The Senate Foreign Relations Committee listened, and in 1905 effectively rejected the convention. The Bond government reacted by trying to ruin the American winter herring fishery in the Bay of Islands. In addition, the government adopted a highly restrictive interpretation of the 1818 Anglo-American Fisheries Convention, which governed American fishing activity in British North American waters. The situation became tense. The U.S. government was not prepared to allow American nationals to be harassed, and the British government would not allow Newfoundland to cause an international incident which might harm Anglo-American relations. Thus Bond was forced to retreat, accept the fact that his convention was lost, and agree to refer the legal points at issue to international arbitration at The Hague.

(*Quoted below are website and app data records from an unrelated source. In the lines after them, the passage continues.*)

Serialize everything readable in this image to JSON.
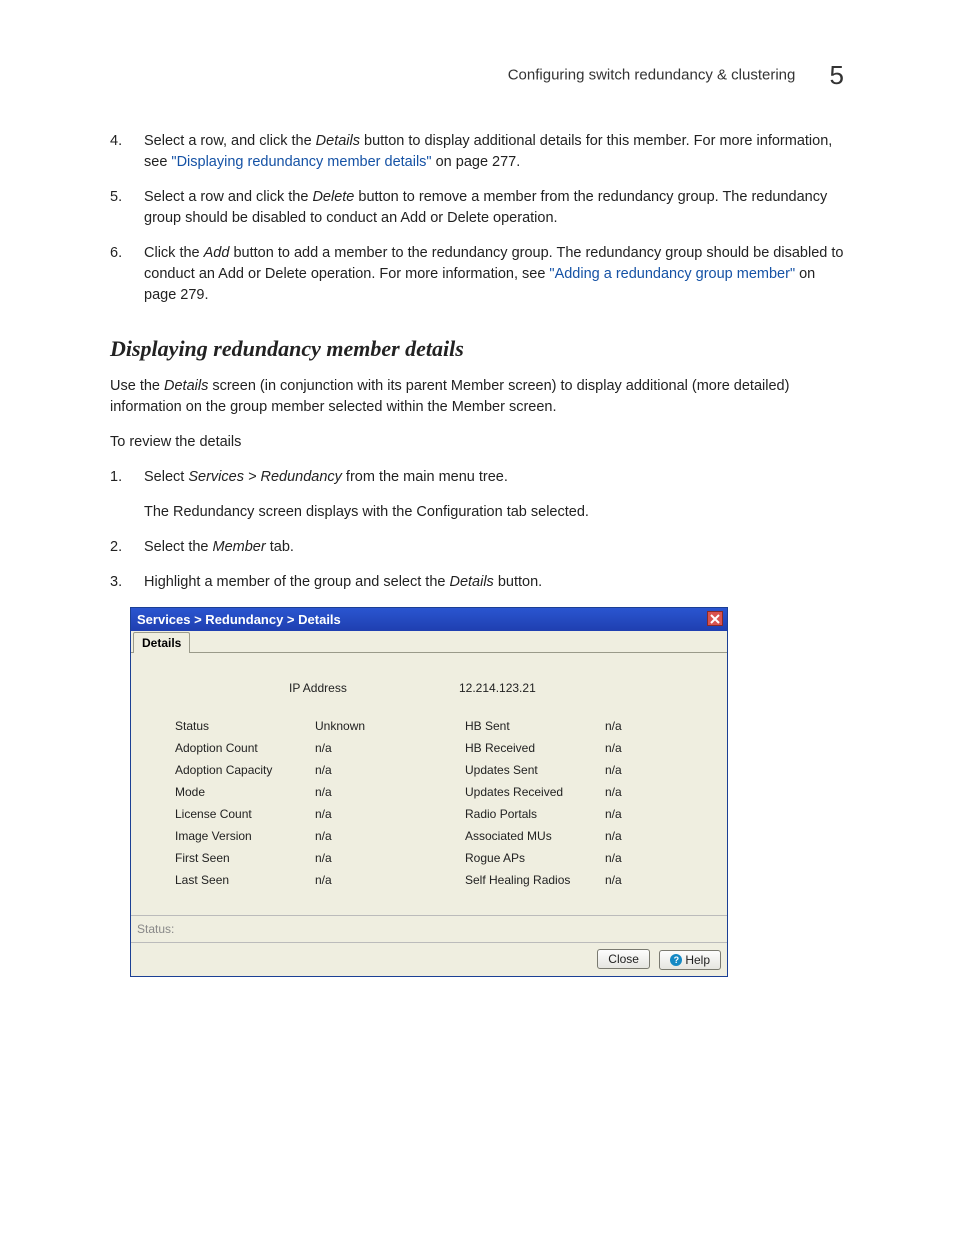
{
  "header": {
    "running_title": "Configuring switch redundancy & clustering",
    "chapter_number": "5"
  },
  "steps_a": [
    {
      "num": "4.",
      "pre": "Select a row, and click the ",
      "em1": "Details",
      "mid1": " button to display additional details for this member. For more information, see ",
      "link": "\"Displaying redundancy member details\"",
      "post": " on page 277."
    },
    {
      "num": "5.",
      "pre": "Select a row and click the ",
      "em1": "Delete",
      "mid1": " button to remove a member from the redundancy group. The redundancy group should be disabled to conduct an Add or Delete operation.",
      "link": "",
      "post": ""
    },
    {
      "num": "6.",
      "pre": "Click the ",
      "em1": "Add",
      "mid1": " button to add a member to the redundancy group. The redundancy group should be disabled to conduct an Add or Delete operation. For more information, see ",
      "link": "\"Adding a redundancy group member\"",
      "post": " on page 279."
    }
  ],
  "section_heading": "Displaying redundancy member details",
  "intro_para_pre": "Use the ",
  "intro_para_em": "Details",
  "intro_para_post": " screen (in conjunction with its parent Member screen) to display additional (more detailed) information on the group member selected within the Member screen.",
  "review_para": "To review the details",
  "steps_b": [
    {
      "num": "1.",
      "pre": "Select ",
      "em1": "Services > Redundancy",
      "post": " from the main menu tree.",
      "sub": "The Redundancy screen displays with the Configuration tab selected."
    },
    {
      "num": "2.",
      "pre": "Select the ",
      "em1": "Member",
      "post": " tab.",
      "sub": ""
    },
    {
      "num": "3.",
      "pre": "Highlight a member of the group and select the ",
      "em1": "Details",
      "post": " button.",
      "sub": ""
    }
  ],
  "dialog": {
    "title": "Services > Redundancy > Details",
    "tab": "Details",
    "ip_label": "IP Address",
    "ip_value": "12.214.123.21",
    "left_labels": [
      "Status",
      "Adoption Count",
      "Adoption Capacity",
      "Mode",
      "License Count",
      "Image Version",
      "First Seen",
      "Last Seen"
    ],
    "left_values": [
      "Unknown",
      "n/a",
      "n/a",
      "n/a",
      "n/a",
      "n/a",
      "n/a",
      "n/a"
    ],
    "right_labels": [
      "HB Sent",
      "HB Received",
      "Updates Sent",
      "Updates Received",
      "Radio Portals",
      "Associated MUs",
      "Rogue APs",
      "Self Healing Radios"
    ],
    "right_values": [
      "n/a",
      "n/a",
      "n/a",
      "n/a",
      "n/a",
      "n/a",
      "n/a",
      "n/a"
    ],
    "status_label": "Status:",
    "close_btn": "Close",
    "help_btn": "Help"
  }
}
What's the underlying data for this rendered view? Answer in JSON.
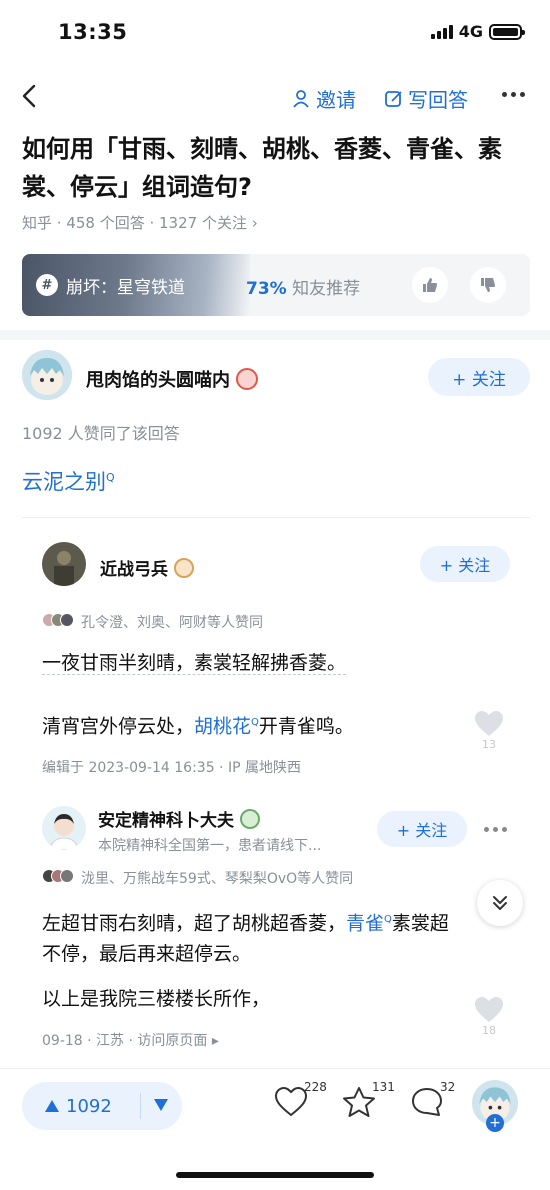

The judgement of arbitration tribunal, announced in 1909, generally supported the case submitted by Newfoundland and Canada. This clarified the meaning of the 1818 Convention, but did not revive reciprocity. There was no further talk of a U.S. trade agreement in Newfoundland until the 1940s. The idea then surfaced once more, in the context of the debate over the country's future which began in 1946.
During the Second World War, the U.S. government negotiated long-term leases of Newfoundland territory for military bases. Many Newfoundlanders thought that the U.S. should pay rent in the form of a trade agreement, and that such a deal would be preferable to confederation with Canada. An Economic Union Party fought on the anti-confederate side during the 1948 referendum campaigns, and generated a significant amount of support. However, in the end Newfoundlanders decided to join Canada; and as a Canadian province, Newfoundland developed a closer trade relationship with the U.S. than it had ever experienced in the past, and eventually the "free trade" talked about for the previous century.